▶ Dataset rows for apps and sites:
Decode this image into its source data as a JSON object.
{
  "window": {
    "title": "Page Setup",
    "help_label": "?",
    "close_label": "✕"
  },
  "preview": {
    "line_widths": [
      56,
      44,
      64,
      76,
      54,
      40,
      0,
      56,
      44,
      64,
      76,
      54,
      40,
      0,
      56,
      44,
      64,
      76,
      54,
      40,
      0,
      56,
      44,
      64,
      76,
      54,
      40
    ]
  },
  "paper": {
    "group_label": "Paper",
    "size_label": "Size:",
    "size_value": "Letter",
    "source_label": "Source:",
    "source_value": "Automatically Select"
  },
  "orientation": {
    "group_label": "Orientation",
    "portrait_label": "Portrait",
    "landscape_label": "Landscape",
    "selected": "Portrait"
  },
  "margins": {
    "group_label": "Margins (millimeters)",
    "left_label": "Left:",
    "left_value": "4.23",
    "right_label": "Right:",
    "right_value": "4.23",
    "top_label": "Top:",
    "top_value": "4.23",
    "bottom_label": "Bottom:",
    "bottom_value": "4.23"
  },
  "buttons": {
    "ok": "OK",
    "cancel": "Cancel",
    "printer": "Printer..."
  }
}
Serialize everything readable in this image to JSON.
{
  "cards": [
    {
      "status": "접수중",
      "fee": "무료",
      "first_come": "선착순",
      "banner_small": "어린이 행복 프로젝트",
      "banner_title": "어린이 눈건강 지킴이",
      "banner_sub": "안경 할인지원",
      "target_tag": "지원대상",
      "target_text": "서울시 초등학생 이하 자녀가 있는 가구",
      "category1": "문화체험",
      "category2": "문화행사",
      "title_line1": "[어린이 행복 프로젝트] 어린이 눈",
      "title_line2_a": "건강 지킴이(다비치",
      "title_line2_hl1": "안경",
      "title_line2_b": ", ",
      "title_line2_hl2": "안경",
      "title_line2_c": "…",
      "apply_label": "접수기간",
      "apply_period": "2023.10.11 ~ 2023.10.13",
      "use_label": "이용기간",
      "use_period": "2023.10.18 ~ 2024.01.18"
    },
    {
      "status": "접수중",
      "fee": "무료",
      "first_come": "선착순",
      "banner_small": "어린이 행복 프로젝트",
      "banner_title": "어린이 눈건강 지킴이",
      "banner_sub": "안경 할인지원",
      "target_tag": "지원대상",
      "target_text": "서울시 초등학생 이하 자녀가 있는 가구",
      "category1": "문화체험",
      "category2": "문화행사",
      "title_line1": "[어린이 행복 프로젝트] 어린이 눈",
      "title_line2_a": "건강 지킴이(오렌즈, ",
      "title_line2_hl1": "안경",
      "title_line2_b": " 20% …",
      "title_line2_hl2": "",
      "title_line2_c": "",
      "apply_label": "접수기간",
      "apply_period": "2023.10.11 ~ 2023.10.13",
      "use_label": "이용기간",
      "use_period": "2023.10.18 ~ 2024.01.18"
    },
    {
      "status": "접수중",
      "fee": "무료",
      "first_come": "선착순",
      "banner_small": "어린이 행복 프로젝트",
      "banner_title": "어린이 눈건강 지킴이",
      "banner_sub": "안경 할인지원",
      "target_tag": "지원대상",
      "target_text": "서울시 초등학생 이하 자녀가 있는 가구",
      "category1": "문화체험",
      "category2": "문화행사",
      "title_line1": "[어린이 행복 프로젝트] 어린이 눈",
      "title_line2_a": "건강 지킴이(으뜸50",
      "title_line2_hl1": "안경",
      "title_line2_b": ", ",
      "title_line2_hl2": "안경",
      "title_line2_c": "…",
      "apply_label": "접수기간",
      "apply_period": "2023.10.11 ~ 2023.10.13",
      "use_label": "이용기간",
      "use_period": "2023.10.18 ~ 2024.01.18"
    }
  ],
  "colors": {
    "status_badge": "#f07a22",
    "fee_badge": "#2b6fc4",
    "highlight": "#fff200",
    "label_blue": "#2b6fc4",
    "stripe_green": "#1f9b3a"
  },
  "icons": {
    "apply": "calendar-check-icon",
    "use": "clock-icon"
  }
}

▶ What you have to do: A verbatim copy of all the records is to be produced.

▶ Response to the exercise:
Decode this image into its source data as a JSON object.
{
  "window": {
    "title": "Page Setup",
    "help_label": "?",
    "close_label": "✕"
  },
  "preview": {
    "line_widths": [
      56,
      44,
      64,
      76,
      54,
      40,
      0,
      56,
      44,
      64,
      76,
      54,
      40,
      0,
      56,
      44,
      64,
      76,
      54,
      40,
      0,
      56,
      44,
      64,
      76,
      54,
      40
    ]
  },
  "paper": {
    "group_label": "Paper",
    "size_label": "Size:",
    "size_value": "Letter",
    "source_label": "Source:",
    "source_value": "Automatically Select"
  },
  "orientation": {
    "group_label": "Orientation",
    "portrait_label": "Portrait",
    "landscape_label": "Landscape",
    "selected": "Portrait"
  },
  "margins": {
    "group_label": "Margins (millimeters)",
    "left_label": "Left:",
    "left_value": "4.23",
    "right_label": "Right:",
    "right_value": "4.23",
    "top_label": "Top:",
    "top_value": "4.23",
    "bottom_label": "Bottom:",
    "bottom_value": "4.23"
  },
  "buttons": {
    "ok": "OK",
    "cancel": "Cancel",
    "printer": "Printer..."
  }
}
Serialize everything readable in this image to JSON.
{
  "cards": [
    {
      "status": "접수중",
      "fee": "무료",
      "first_come": "선착순",
      "banner_small": "어린이 행복 프로젝트",
      "banner_title": "어린이 눈건강 지킴이",
      "banner_sub": "안경 할인지원",
      "target_tag": "지원대상",
      "target_text": "서울시 초등학생 이하 자녀가 있는 가구",
      "category1": "문화체험",
      "category2": "문화행사",
      "title_line1": "[어린이 행복 프로젝트] 어린이 눈",
      "title_line2_a": "건강 지킴이(다비치",
      "title_line2_hl1": "안경",
      "title_line2_b": ", ",
      "title_line2_hl2": "안경",
      "title_line2_c": "…",
      "apply_label": "접수기간",
      "apply_period": "2023.10.11 ~ 2023.10.13",
      "use_label": "이용기간",
      "use_period": "2023.10.18 ~ 2024.01.18"
    },
    {
      "status": "접수중",
      "fee": "무료",
      "first_come": "선착순",
      "banner_small": "어린이 행복 프로젝트",
      "banner_title": "어린이 눈건강 지킴이",
      "banner_sub": "안경 할인지원",
      "target_tag": "지원대상",
      "target_text": "서울시 초등학생 이하 자녀가 있는 가구",
      "category1": "문화체험",
      "category2": "문화행사",
      "title_line1": "[어린이 행복 프로젝트] 어린이 눈",
      "title_line2_a": "건강 지킴이(오렌즈, ",
      "title_line2_hl1": "안경",
      "title_line2_b": " 20% …",
      "title_line2_hl2": "",
      "title_line2_c": "",
      "apply_label": "접수기간",
      "apply_period": "2023.10.11 ~ 2023.10.13",
      "use_label": "이용기간",
      "use_period": "2023.10.18 ~ 2024.01.18"
    },
    {
      "status": "접수중",
      "fee": "무료",
      "first_come": "선착순",
      "banner_small": "어린이 행복 프로젝트",
      "banner_title": "어린이 눈건강 지킴이",
      "banner_sub": "안경 할인지원",
      "target_tag": "지원대상",
      "target_text": "서울시 초등학생 이하 자녀가 있는 가구",
      "category1": "문화체험",
      "category2": "문화행사",
      "title_line1": "[어린이 행복 프로젝트] 어린이 눈",
      "title_line2_a": "건강 지킴이(으뜸50",
      "title_line2_hl1": "안경",
      "title_line2_b": ", ",
      "title_line2_hl2": "안경",
      "title_line2_c": "…",
      "apply_label": "접수기간",
      "apply_period": "2023.10.11 ~ 2023.10.13",
      "use_label": "이용기간",
      "use_period": "2023.10.18 ~ 2024.01.18"
    }
  ],
  "colors": {
    "status_badge": "#f07a22",
    "fee_badge": "#2b6fc4",
    "highlight": "#fff200",
    "label_blue": "#2b6fc4",
    "stripe_green": "#1f9b3a"
  },
  "icons": {
    "apply": "calendar-check-icon",
    "use": "clock-icon"
  }
}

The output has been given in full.